TO DO
List all lines of the data that include the string "CGAL".

[Records from a collection]
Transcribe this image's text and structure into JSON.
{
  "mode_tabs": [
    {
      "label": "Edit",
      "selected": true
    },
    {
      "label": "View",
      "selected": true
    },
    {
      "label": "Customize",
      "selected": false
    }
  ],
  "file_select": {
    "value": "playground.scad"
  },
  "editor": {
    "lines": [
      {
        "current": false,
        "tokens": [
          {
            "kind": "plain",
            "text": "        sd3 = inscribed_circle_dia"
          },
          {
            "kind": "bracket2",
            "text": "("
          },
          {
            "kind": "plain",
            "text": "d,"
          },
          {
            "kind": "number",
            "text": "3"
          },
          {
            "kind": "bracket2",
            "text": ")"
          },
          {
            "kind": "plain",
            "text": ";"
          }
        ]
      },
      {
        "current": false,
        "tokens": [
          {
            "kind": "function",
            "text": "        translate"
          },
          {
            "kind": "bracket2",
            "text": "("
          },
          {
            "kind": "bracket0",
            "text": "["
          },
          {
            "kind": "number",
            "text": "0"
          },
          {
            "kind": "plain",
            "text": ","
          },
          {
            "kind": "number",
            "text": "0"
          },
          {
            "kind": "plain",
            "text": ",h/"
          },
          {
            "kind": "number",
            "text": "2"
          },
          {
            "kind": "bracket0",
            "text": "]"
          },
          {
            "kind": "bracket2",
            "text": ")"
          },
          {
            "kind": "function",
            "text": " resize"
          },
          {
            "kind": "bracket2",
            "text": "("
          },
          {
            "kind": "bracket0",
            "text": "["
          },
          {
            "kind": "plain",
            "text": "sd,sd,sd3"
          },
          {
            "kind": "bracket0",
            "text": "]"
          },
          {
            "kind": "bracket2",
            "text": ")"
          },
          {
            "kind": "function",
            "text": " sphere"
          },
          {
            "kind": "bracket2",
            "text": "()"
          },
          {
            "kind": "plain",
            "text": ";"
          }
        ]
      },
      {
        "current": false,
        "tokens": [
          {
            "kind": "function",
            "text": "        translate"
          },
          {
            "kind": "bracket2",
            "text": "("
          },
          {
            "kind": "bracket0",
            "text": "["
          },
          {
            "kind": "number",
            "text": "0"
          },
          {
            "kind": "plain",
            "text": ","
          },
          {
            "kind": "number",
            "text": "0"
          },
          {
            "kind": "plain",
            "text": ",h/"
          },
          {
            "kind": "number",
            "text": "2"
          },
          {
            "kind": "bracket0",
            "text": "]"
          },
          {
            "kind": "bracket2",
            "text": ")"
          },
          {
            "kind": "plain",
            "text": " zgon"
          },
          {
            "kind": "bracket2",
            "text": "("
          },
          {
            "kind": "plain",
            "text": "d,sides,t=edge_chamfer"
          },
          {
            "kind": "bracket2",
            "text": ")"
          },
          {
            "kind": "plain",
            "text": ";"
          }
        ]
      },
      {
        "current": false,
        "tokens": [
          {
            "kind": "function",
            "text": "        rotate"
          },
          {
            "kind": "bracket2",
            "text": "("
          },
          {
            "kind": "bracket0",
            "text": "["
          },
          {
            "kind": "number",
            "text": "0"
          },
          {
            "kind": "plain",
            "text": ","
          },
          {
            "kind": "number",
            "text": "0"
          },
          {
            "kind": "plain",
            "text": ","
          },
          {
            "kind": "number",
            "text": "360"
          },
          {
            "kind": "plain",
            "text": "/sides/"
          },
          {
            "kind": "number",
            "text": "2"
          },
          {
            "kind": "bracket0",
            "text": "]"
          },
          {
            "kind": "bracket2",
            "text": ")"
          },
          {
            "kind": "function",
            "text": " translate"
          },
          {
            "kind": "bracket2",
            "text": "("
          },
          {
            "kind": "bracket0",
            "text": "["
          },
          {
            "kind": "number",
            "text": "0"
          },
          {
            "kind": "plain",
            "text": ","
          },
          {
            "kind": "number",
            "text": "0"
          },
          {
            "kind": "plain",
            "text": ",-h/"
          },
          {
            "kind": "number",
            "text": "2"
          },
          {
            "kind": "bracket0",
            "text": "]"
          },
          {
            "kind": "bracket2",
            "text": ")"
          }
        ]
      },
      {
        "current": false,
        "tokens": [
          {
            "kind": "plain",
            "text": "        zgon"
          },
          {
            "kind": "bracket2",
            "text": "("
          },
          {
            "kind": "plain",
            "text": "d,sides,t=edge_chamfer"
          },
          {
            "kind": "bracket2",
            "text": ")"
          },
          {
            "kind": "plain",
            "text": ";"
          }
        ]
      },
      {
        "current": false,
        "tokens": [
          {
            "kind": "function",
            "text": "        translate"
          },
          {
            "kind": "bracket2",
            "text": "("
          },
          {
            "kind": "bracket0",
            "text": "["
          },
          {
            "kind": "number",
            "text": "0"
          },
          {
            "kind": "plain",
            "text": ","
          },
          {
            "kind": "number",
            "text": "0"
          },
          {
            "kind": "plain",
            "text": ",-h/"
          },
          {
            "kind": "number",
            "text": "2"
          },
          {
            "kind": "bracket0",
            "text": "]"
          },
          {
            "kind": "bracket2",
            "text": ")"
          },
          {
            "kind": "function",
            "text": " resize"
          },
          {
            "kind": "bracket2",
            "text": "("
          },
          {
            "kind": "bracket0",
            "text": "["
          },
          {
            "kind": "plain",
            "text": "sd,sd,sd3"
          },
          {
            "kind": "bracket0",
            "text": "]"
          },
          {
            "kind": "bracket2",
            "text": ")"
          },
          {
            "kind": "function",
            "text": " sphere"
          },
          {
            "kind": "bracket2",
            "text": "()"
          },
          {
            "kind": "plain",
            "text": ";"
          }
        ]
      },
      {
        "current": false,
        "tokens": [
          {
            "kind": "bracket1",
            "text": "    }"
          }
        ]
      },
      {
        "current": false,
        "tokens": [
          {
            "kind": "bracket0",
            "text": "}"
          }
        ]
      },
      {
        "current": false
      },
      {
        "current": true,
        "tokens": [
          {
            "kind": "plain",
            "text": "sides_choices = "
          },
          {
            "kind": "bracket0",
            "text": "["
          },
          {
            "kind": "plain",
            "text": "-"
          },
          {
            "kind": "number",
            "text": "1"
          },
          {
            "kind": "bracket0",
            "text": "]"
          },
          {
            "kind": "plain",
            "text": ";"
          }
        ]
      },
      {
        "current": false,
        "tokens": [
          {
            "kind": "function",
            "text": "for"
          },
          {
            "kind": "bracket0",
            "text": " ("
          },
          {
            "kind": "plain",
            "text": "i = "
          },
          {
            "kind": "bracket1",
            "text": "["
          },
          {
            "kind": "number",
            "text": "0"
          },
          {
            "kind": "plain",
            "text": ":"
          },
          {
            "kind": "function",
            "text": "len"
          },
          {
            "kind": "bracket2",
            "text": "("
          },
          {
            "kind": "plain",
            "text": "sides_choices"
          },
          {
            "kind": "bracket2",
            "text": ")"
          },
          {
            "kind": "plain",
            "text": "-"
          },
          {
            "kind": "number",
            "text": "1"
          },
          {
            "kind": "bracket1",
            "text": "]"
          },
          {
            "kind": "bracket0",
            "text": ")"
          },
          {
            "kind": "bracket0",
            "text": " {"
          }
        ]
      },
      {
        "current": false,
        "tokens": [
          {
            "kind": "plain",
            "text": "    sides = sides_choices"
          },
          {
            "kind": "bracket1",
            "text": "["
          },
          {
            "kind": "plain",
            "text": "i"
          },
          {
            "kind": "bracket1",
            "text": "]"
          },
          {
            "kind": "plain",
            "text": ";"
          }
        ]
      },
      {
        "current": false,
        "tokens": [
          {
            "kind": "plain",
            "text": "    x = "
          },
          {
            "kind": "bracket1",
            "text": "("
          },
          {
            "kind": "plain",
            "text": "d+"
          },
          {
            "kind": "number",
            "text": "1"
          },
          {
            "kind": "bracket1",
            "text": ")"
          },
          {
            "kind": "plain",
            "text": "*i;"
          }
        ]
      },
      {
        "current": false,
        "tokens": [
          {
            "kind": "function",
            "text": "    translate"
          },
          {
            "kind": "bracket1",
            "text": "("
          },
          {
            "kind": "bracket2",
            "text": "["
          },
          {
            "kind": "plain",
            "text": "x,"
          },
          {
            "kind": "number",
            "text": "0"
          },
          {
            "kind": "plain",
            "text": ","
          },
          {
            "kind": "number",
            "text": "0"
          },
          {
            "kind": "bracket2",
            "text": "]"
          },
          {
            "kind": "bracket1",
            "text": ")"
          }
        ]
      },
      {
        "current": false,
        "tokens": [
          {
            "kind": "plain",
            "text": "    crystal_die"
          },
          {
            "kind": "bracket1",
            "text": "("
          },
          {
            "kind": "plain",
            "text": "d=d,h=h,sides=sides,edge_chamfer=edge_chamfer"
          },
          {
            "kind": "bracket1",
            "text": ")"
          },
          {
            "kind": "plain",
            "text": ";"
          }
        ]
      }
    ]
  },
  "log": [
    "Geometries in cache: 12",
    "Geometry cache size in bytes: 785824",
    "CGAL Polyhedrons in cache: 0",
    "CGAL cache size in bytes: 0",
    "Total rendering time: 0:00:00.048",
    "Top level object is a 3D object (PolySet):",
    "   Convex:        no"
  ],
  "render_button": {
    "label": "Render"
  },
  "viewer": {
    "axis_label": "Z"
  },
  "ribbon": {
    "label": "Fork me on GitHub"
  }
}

FINISHED TASK
    "CGAL Polyhedrons in cache: 0",
    "CGAL cache size in bytes: 0",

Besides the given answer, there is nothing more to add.